#### Task description:
Your output must be a faithful copy of the listing underneath.

#### Entries shown:
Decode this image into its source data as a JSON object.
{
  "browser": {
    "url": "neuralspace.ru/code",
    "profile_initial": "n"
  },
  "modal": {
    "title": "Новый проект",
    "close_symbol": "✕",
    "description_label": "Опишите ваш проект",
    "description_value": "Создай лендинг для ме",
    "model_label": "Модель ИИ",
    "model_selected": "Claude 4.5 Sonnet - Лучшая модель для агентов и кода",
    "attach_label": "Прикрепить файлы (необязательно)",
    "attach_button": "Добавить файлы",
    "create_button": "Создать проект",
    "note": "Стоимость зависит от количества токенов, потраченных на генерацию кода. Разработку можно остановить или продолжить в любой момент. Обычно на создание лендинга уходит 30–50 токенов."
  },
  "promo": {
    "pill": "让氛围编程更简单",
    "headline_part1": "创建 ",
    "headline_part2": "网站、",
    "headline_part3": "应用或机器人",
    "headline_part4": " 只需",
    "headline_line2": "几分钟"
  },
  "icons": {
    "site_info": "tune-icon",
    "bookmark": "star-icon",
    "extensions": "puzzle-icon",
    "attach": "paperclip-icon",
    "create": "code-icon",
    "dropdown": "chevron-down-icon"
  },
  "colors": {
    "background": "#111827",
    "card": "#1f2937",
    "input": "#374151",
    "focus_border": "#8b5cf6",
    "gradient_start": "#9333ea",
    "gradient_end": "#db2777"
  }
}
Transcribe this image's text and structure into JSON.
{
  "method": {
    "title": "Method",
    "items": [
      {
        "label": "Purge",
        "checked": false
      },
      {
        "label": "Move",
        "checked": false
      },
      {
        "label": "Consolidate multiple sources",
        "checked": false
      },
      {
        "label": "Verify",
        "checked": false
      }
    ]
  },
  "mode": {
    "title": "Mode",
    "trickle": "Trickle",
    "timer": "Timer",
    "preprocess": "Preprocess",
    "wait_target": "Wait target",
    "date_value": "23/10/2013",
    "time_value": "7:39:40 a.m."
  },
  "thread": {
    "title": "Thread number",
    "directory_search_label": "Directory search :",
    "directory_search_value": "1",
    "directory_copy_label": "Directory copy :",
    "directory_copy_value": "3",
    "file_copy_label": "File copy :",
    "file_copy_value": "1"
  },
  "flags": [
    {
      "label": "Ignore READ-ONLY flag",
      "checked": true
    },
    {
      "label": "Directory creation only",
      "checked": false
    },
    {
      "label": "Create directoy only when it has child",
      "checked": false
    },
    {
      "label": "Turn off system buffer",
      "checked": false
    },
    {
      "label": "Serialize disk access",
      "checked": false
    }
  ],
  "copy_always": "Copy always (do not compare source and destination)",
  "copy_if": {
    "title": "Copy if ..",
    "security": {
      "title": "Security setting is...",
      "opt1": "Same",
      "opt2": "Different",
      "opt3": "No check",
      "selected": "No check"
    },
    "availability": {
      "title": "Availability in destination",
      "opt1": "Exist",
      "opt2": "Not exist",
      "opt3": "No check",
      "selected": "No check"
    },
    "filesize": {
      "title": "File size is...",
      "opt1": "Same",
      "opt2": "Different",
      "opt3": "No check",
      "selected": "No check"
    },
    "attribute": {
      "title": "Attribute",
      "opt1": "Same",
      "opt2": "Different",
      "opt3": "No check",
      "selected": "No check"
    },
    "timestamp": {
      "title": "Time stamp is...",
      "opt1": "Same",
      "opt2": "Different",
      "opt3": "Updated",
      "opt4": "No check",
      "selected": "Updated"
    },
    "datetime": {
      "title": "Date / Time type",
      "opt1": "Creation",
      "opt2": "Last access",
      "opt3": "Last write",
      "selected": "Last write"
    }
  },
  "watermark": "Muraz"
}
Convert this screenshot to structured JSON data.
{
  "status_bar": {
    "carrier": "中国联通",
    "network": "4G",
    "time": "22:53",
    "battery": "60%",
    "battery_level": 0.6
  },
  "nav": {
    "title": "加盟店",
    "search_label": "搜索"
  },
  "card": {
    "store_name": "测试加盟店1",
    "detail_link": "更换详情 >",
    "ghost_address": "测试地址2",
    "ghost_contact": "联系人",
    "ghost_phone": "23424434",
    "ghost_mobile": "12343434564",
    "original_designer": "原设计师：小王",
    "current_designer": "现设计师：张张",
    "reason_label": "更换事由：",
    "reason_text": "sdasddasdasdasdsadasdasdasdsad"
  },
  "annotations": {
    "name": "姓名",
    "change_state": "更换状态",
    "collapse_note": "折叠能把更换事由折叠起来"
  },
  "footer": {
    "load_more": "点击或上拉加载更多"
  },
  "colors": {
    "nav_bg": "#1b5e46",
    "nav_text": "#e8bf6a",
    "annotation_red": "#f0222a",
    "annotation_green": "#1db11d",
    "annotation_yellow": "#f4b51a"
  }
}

#### Exercise answer:
Decode this image into its source data as a JSON object.
{
  "browser": {
    "url": "neuralspace.ru/code",
    "profile_initial": "n"
  },
  "modal": {
    "title": "Новый проект",
    "close_symbol": "✕",
    "description_label": "Опишите ваш проект",
    "description_value": "Создай лендинг для ме",
    "model_label": "Модель ИИ",
    "model_selected": "Claude 4.5 Sonnet - Лучшая модель для агентов и кода",
    "attach_label": "Прикрепить файлы (необязательно)",
    "attach_button": "Добавить файлы",
    "create_button": "Создать проект",
    "note": "Стоимость зависит от количества токенов, потраченных на генерацию кода. Разработку можно остановить или продолжить в любой момент. Обычно на создание лендинга уходит 30–50 токенов."
  },
  "promo": {
    "pill": "让氛围编程更简单",
    "headline_part1": "创建 ",
    "headline_part2": "网站、",
    "headline_part3": "应用或机器人",
    "headline_part4": " 只需",
    "headline_line2": "几分钟"
  },
  "icons": {
    "site_info": "tune-icon",
    "bookmark": "star-icon",
    "extensions": "puzzle-icon",
    "attach": "paperclip-icon",
    "create": "code-icon",
    "dropdown": "chevron-down-icon"
  },
  "colors": {
    "background": "#111827",
    "card": "#1f2937",
    "input": "#374151",
    "focus_border": "#8b5cf6",
    "gradient_start": "#9333ea",
    "gradient_end": "#db2777"
  }
}
Transcribe this image's text and structure into JSON.
{
  "method": {
    "title": "Method",
    "items": [
      {
        "label": "Purge",
        "checked": false
      },
      {
        "label": "Move",
        "checked": false
      },
      {
        "label": "Consolidate multiple sources",
        "checked": false
      },
      {
        "label": "Verify",
        "checked": false
      }
    ]
  },
  "mode": {
    "title": "Mode",
    "trickle": "Trickle",
    "timer": "Timer",
    "preprocess": "Preprocess",
    "wait_target": "Wait target",
    "date_value": "23/10/2013",
    "time_value": "7:39:40 a.m."
  },
  "thread": {
    "title": "Thread number",
    "directory_search_label": "Directory search :",
    "directory_search_value": "1",
    "directory_copy_label": "Directory copy :",
    "directory_copy_value": "3",
    "file_copy_label": "File copy :",
    "file_copy_value": "1"
  },
  "flags": [
    {
      "label": "Ignore READ-ONLY flag",
      "checked": true
    },
    {
      "label": "Directory creation only",
      "checked": false
    },
    {
      "label": "Create directoy only when it has child",
      "checked": false
    },
    {
      "label": "Turn off system buffer",
      "checked": false
    },
    {
      "label": "Serialize disk access",
      "checked": false
    }
  ],
  "copy_always": "Copy always (do not compare source and destination)",
  "copy_if": {
    "title": "Copy if ..",
    "security": {
      "title": "Security setting is...",
      "opt1": "Same",
      "opt2": "Different",
      "opt3": "No check",
      "selected": "No check"
    },
    "availability": {
      "title": "Availability in destination",
      "opt1": "Exist",
      "opt2": "Not exist",
      "opt3": "No check",
      "selected": "No check"
    },
    "filesize": {
      "title": "File size is...",
      "opt1": "Same",
      "opt2": "Different",
      "opt3": "No check",
      "selected": "No check"
    },
    "attribute": {
      "title": "Attribute",
      "opt1": "Same",
      "opt2": "Different",
      "opt3": "No check",
      "selected": "No check"
    },
    "timestamp": {
      "title": "Time stamp is...",
      "opt1": "Same",
      "opt2": "Different",
      "opt3": "Updated",
      "opt4": "No check",
      "selected": "Updated"
    },
    "datetime": {
      "title": "Date / Time type",
      "opt1": "Creation",
      "opt2": "Last access",
      "opt3": "Last write",
      "selected": "Last write"
    }
  },
  "watermark": "Muraz"
}
Convert this screenshot to structured JSON data.
{
  "status_bar": {
    "carrier": "中国联通",
    "network": "4G",
    "time": "22:53",
    "battery": "60%",
    "battery_level": 0.6
  },
  "nav": {
    "title": "加盟店",
    "search_label": "搜索"
  },
  "card": {
    "store_name": "测试加盟店1",
    "detail_link": "更换详情 >",
    "ghost_address": "测试地址2",
    "ghost_contact": "联系人",
    "ghost_phone": "23424434",
    "ghost_mobile": "12343434564",
    "original_designer": "原设计师：小王",
    "current_designer": "现设计师：张张",
    "reason_label": "更换事由：",
    "reason_text": "sdasddasdasdasdsadasdasdasdsad"
  },
  "annotations": {
    "name": "姓名",
    "change_state": "更换状态",
    "collapse_note": "折叠能把更换事由折叠起来"
  },
  "footer": {
    "load_more": "点击或上拉加载更多"
  },
  "colors": {
    "nav_bg": "#1b5e46",
    "nav_text": "#e8bf6a",
    "annotation_red": "#f0222a",
    "annotation_green": "#1db11d",
    "annotation_yellow": "#f4b51a"
  }
}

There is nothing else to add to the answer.